Anderson had the league’s highest passer rating in four seasons during his career. This was in an era with the likes of Terry Bradshaw and Dan Fouts, who are both in the Hall of Fame. There are many other great quarterbacks who played during this era whose faces reside in Canton that at least by some measures, cannot boast a better statistical career than Anderson.
Anderson’s legacy goes beyond the numbers. He helped change the way the game was played forever. Before the 49ers became a dynasty and Joe Montana became a household name, there was a young offensive coordinator with an innovative new offense making waves, Bill Walsh. Strangely, the “West Coast” offense started on the banks of the Ohio River and Anderson was the original on-field orchestrator of it.
Without Anderson, you could argue there would be no Joe Montana or Bill Walsh as we know them today. Every offense in the NFL uses some variation of this scheme today. NFL legends like Brett Favre, Mike Holmgren, and Jon Gruden built their careers on it. The roots of it all go back to Anderson.
He was the first quarterback to run that style of offense. and he did it really well, The Hall of Fame is supposed to be about people who changed and impacted the game, as well as statistics. You can argue that no one impacted the game more than Anderson.
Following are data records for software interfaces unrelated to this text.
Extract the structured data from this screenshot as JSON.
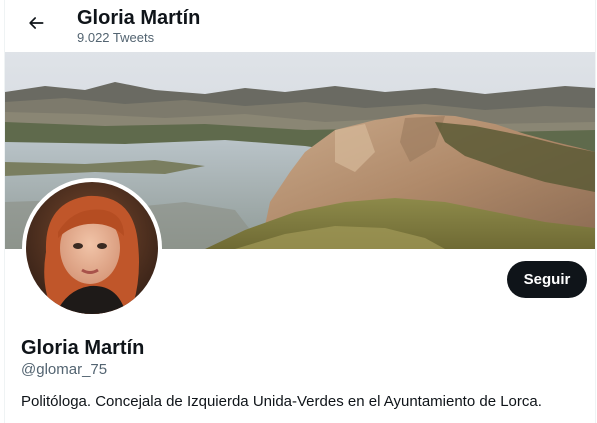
{
  "header": {
    "title": "Gloria Martín",
    "tweet_count": "9.022 Tweets",
    "back_icon": "arrow-left-icon"
  },
  "banner": {
    "description_icon": "landscape-photo"
  },
  "profile": {
    "display_name": "Gloria Martín",
    "handle": "@glomar_75",
    "bio": "Politóloga. Concejala de Izquierda Unida-Verdes en el Ayuntamiento de Lorca.",
    "follow_label": "Seguir"
  },
  "colors": {
    "text_primary": "#0f1419",
    "text_secondary": "#536471",
    "button_bg": "#0f1419",
    "button_text": "#ffffff"
  }
}
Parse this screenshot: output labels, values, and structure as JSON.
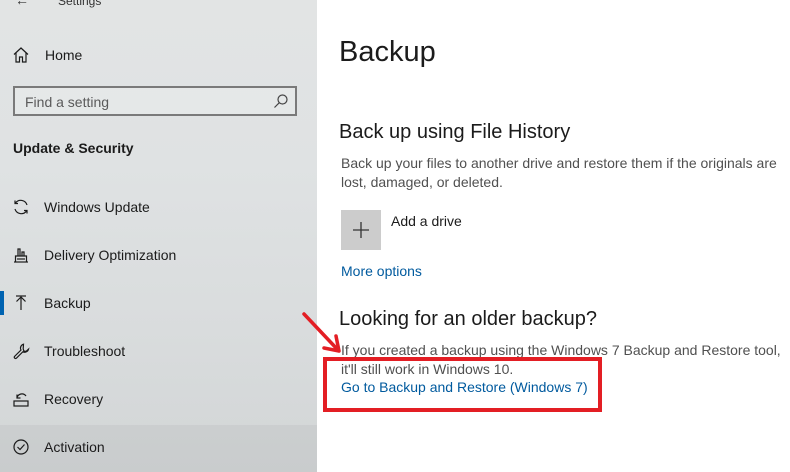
{
  "app": {
    "title": "Settings"
  },
  "sidebar": {
    "home_label": "Home",
    "search": {
      "placeholder": "Find a setting",
      "value": ""
    },
    "section_heading": "Update & Security",
    "items": [
      {
        "label": "Windows Update",
        "icon": "sync-icon"
      },
      {
        "label": "Delivery Optimization",
        "icon": "delivery-optimization-icon"
      },
      {
        "label": "Backup",
        "icon": "backup-arrow-icon",
        "selected": true
      },
      {
        "label": "Troubleshoot",
        "icon": "wrench-icon"
      },
      {
        "label": "Recovery",
        "icon": "recovery-icon"
      },
      {
        "label": "Activation",
        "icon": "check-circle-icon"
      }
    ],
    "accent_color": "#0063b1"
  },
  "main": {
    "page_title": "Backup",
    "file_history": {
      "title": "Back up using File History",
      "description": "Back up your files to another drive and restore them if the originals are lost, damaged, or deleted.",
      "add_drive_label": "Add a drive",
      "more_options_label": "More options"
    },
    "older_backup": {
      "title": "Looking for an older backup?",
      "description": "If you created a backup using the Windows 7 Backup and Restore tool, it'll still work in Windows 10.",
      "link_label": "Go to Backup and Restore (Windows 7)"
    },
    "link_color": "#005a9e"
  },
  "annotation": {
    "highlight_color": "#e31e24"
  }
}
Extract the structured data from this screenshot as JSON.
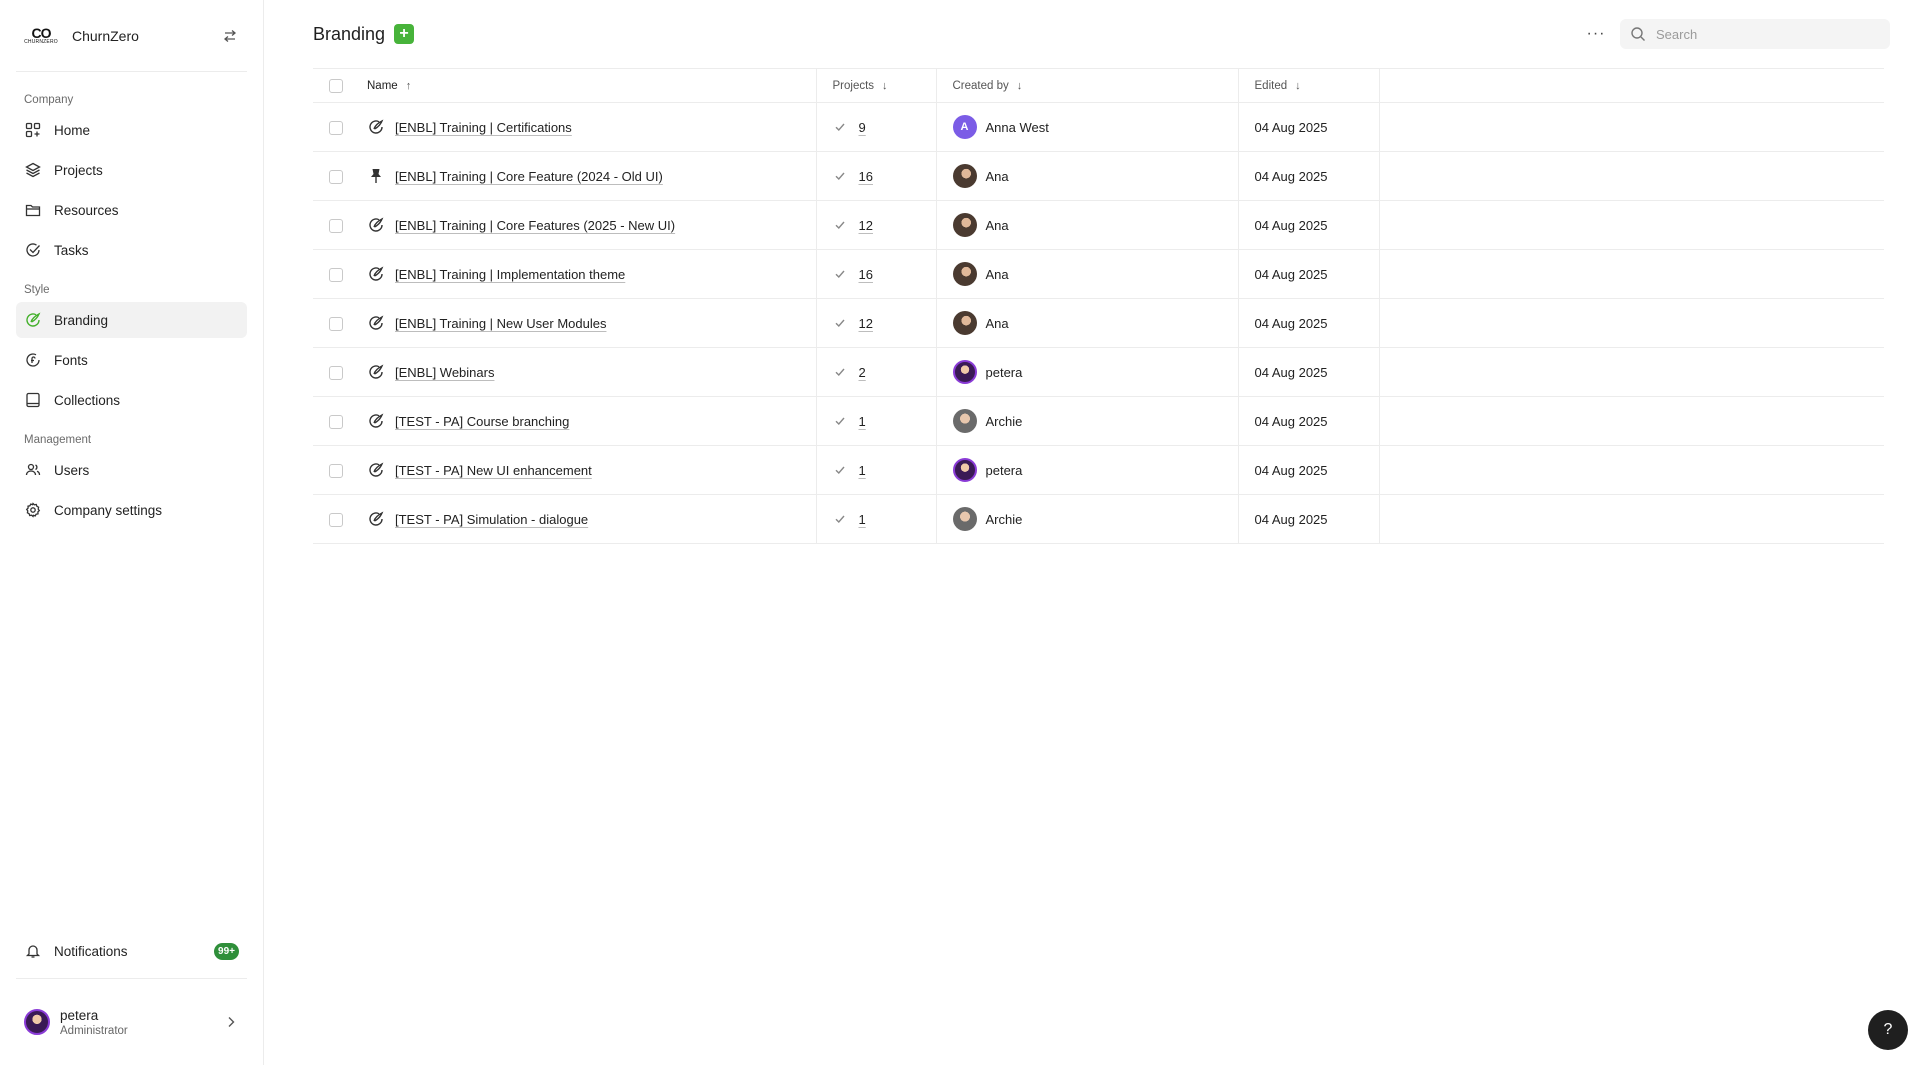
{
  "app": {
    "name": "ChurnZero",
    "logo_text": "CO",
    "logo_subtext": "CHURNZERO"
  },
  "sidebar": {
    "sections": [
      {
        "label": "Company",
        "items": [
          {
            "label": "Home",
            "icon": "grid-icon"
          },
          {
            "label": "Projects",
            "icon": "layers-icon"
          },
          {
            "label": "Resources",
            "icon": "folder-icon"
          },
          {
            "label": "Tasks",
            "icon": "check-circle-icon"
          }
        ]
      },
      {
        "label": "Style",
        "items": [
          {
            "label": "Branding",
            "icon": "palette-icon",
            "active": true
          },
          {
            "label": "Fonts",
            "icon": "font-icon"
          },
          {
            "label": "Collections",
            "icon": "book-icon"
          }
        ]
      },
      {
        "label": "Management",
        "items": [
          {
            "label": "Users",
            "icon": "users-icon"
          },
          {
            "label": "Company settings",
            "icon": "gear-icon"
          }
        ]
      }
    ],
    "notifications": {
      "label": "Notifications",
      "count": "99+"
    },
    "user": {
      "name": "petera",
      "role": "Administrator"
    }
  },
  "header": {
    "title": "Branding",
    "add_label": "+",
    "more_label": "···",
    "search": {
      "placeholder": "Search",
      "value": ""
    }
  },
  "table": {
    "columns": {
      "name": "Name",
      "projects": "Projects",
      "created_by": "Created by",
      "edited": "Edited"
    },
    "rows": [
      {
        "name": "[ENBL] Training | Certifications",
        "icon": "palette-icon",
        "projects": "9",
        "created_by": "Anna West",
        "avatar": "anna",
        "avatar_letter": "A",
        "edited": "04 Aug 2025"
      },
      {
        "name": "[ENBL] Training | Core Feature (2024 - Old UI)",
        "icon": "pin-icon",
        "projects": "16",
        "created_by": "Ana",
        "avatar": "ana",
        "avatar_letter": "",
        "edited": "04 Aug 2025"
      },
      {
        "name": "[ENBL] Training | Core Features (2025 - New UI)",
        "icon": "palette-icon",
        "projects": "12",
        "created_by": "Ana",
        "avatar": "ana",
        "avatar_letter": "",
        "edited": "04 Aug 2025"
      },
      {
        "name": "[ENBL] Training | Implementation theme",
        "icon": "palette-icon",
        "projects": "16",
        "created_by": "Ana",
        "avatar": "ana",
        "avatar_letter": "",
        "edited": "04 Aug 2025"
      },
      {
        "name": "[ENBL] Training | New User Modules",
        "icon": "palette-icon",
        "projects": "12",
        "created_by": "Ana",
        "avatar": "ana",
        "avatar_letter": "",
        "edited": "04 Aug 2025"
      },
      {
        "name": "[ENBL] Webinars",
        "icon": "palette-icon",
        "projects": "2",
        "created_by": "petera",
        "avatar": "petera",
        "avatar_letter": "",
        "edited": "04 Aug 2025"
      },
      {
        "name": "[TEST - PA] Course branching",
        "icon": "palette-icon",
        "projects": "1",
        "created_by": "Archie",
        "avatar": "archie",
        "avatar_letter": "",
        "edited": "04 Aug 2025"
      },
      {
        "name": "[TEST - PA] New UI enhancement",
        "icon": "palette-icon",
        "projects": "1",
        "created_by": "petera",
        "avatar": "petera",
        "avatar_letter": "",
        "edited": "04 Aug 2025"
      },
      {
        "name": "[TEST - PA] Simulation - dialogue",
        "icon": "palette-icon",
        "projects": "1",
        "created_by": "Archie",
        "avatar": "archie",
        "avatar_letter": "",
        "edited": "04 Aug 2025"
      }
    ]
  },
  "help": {
    "label": "?"
  },
  "colors": {
    "accent": "#43b02a",
    "badge": "#2f8f3a",
    "help_button": "#1f1f1f"
  }
}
Simply put, there is no reason why Ken Anderson should not be in the Hall of Fame. His numbers are on par with, and even exceed some other members of his era. He had as big an impact on the culture of NFL offense as anyone. The fact that Anderson is not a Hall of Famer is not an indictment on him, but is an indictment on the Hall of Fame process itself.